- [WHAT NEEDS TO BE DONE]
Within the entries below, how many lines carry the word "Emma"? State the number and stop.

- [MATERIAL FOR THE TASK]
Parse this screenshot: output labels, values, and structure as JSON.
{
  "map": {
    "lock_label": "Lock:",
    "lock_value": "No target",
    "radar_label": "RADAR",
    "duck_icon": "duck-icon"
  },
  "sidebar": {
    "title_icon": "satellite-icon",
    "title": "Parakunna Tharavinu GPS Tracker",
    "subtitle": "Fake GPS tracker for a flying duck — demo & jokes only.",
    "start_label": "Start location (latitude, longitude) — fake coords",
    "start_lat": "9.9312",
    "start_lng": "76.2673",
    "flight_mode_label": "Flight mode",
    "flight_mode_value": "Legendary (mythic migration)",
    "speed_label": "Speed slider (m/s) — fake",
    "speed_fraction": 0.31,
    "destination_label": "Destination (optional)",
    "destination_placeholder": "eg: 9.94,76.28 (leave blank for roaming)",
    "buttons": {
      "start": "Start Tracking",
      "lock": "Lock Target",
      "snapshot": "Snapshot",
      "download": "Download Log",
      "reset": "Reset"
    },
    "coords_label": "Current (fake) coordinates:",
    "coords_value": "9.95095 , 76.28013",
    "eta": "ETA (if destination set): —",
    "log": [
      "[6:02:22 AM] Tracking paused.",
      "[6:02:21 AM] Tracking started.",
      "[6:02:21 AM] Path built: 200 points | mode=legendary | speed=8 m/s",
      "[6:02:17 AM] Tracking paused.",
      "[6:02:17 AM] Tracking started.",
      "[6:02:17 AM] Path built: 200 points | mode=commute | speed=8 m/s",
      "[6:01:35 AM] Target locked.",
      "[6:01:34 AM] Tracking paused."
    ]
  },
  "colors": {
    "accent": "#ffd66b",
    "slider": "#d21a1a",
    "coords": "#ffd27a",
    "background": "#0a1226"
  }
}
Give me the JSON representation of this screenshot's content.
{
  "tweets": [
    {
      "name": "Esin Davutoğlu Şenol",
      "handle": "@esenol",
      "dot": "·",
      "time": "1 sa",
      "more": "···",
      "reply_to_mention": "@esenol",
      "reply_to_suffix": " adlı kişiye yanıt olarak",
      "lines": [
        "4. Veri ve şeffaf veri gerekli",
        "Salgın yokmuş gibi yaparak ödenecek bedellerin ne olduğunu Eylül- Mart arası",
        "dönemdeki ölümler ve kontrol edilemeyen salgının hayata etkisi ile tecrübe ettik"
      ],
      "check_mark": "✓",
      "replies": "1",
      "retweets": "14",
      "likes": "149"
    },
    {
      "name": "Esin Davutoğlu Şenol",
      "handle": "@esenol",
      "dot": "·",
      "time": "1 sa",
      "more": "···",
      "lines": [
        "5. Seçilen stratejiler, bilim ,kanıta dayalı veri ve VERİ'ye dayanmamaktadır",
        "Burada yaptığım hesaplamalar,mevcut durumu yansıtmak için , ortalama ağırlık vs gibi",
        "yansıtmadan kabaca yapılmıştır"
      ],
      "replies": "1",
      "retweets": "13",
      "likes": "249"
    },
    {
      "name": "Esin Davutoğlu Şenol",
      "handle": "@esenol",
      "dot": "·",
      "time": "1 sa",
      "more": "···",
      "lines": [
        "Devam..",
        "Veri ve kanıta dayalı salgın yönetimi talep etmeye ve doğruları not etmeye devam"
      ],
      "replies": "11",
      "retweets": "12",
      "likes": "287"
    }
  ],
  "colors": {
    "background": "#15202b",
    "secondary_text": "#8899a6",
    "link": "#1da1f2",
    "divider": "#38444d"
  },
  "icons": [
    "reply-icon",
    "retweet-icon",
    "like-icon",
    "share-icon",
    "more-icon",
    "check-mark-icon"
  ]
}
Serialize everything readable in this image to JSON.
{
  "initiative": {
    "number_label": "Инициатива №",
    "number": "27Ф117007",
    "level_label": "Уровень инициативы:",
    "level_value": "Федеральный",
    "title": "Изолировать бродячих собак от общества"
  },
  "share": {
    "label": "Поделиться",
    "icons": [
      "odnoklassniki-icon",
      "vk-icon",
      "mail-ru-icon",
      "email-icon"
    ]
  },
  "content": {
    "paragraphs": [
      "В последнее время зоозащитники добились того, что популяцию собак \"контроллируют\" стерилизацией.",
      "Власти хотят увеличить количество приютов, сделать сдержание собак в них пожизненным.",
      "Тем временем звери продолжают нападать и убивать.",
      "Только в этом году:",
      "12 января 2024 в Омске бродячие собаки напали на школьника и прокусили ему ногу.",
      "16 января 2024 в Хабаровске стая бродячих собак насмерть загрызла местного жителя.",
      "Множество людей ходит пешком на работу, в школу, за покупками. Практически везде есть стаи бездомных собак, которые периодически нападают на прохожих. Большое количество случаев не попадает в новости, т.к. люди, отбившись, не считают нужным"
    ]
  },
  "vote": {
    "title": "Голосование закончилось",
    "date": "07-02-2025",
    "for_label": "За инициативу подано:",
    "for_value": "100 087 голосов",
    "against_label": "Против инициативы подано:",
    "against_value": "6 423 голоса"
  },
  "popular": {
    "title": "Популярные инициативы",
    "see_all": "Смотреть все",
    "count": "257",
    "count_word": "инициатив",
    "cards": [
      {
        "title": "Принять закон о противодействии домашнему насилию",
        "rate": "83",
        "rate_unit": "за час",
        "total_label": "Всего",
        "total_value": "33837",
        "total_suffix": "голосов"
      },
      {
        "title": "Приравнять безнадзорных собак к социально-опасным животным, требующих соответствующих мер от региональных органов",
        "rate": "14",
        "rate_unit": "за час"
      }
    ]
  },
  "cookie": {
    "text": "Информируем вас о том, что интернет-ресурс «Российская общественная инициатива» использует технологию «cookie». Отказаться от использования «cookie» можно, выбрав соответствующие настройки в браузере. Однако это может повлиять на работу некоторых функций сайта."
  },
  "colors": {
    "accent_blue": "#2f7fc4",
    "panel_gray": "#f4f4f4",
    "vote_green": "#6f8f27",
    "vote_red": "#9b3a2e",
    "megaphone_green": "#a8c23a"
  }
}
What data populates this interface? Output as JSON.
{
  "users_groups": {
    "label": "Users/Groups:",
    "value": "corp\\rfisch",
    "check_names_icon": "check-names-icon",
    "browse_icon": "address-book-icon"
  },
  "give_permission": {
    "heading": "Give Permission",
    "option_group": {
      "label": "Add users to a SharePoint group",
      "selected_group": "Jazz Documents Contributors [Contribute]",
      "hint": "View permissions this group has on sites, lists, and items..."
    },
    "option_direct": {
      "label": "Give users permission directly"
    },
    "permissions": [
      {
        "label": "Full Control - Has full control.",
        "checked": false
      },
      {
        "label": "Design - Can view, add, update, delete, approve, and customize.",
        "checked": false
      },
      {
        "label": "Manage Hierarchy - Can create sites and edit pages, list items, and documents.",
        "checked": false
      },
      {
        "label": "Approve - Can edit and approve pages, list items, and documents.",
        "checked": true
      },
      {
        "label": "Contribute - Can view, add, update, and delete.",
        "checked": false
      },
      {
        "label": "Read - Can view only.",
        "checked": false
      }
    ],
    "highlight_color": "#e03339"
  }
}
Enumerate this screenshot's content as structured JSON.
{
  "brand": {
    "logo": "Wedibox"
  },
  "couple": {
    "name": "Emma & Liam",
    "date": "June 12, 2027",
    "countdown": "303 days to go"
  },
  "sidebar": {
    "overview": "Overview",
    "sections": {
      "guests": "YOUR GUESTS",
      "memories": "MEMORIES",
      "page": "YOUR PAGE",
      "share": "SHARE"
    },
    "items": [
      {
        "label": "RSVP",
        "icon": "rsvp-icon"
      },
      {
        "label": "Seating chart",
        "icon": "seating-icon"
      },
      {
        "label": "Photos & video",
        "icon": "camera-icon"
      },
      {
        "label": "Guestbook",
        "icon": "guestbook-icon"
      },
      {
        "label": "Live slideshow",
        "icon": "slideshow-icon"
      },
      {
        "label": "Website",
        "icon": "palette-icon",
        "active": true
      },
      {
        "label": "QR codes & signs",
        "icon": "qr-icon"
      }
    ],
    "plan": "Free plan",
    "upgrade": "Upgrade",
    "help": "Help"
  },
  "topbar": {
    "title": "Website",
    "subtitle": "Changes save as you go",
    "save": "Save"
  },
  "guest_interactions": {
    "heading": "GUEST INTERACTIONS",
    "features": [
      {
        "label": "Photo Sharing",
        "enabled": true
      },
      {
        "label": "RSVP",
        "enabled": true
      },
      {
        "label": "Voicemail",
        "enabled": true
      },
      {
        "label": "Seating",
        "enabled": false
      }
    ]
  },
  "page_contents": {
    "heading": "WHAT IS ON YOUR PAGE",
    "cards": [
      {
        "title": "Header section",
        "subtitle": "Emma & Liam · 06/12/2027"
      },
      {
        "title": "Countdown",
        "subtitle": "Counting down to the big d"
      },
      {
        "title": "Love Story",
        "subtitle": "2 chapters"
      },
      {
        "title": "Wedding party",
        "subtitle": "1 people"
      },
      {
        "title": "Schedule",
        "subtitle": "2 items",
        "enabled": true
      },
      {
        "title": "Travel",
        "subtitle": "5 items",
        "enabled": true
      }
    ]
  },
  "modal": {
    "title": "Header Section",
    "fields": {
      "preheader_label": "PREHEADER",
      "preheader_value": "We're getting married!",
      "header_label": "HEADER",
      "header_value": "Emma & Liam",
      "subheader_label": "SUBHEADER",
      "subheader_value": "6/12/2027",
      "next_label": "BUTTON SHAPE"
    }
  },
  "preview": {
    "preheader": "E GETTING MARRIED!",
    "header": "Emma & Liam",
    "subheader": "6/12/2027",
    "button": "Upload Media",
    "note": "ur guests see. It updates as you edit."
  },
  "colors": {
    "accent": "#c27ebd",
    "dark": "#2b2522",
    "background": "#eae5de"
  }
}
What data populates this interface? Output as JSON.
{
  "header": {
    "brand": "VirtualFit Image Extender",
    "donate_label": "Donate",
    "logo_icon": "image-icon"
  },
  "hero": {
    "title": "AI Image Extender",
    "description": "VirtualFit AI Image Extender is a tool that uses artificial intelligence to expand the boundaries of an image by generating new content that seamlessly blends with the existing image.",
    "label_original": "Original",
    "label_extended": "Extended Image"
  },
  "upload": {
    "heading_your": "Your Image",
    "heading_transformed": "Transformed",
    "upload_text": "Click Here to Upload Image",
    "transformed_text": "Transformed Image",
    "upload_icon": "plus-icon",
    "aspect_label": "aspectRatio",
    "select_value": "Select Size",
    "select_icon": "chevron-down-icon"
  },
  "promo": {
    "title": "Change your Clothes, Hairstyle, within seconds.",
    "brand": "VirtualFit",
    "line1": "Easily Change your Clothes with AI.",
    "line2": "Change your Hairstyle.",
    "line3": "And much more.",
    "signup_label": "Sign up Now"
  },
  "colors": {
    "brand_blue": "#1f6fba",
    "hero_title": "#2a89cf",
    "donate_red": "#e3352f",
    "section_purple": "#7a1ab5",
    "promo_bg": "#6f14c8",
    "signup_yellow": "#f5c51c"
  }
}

- [RESULT OF THIS TASK]
4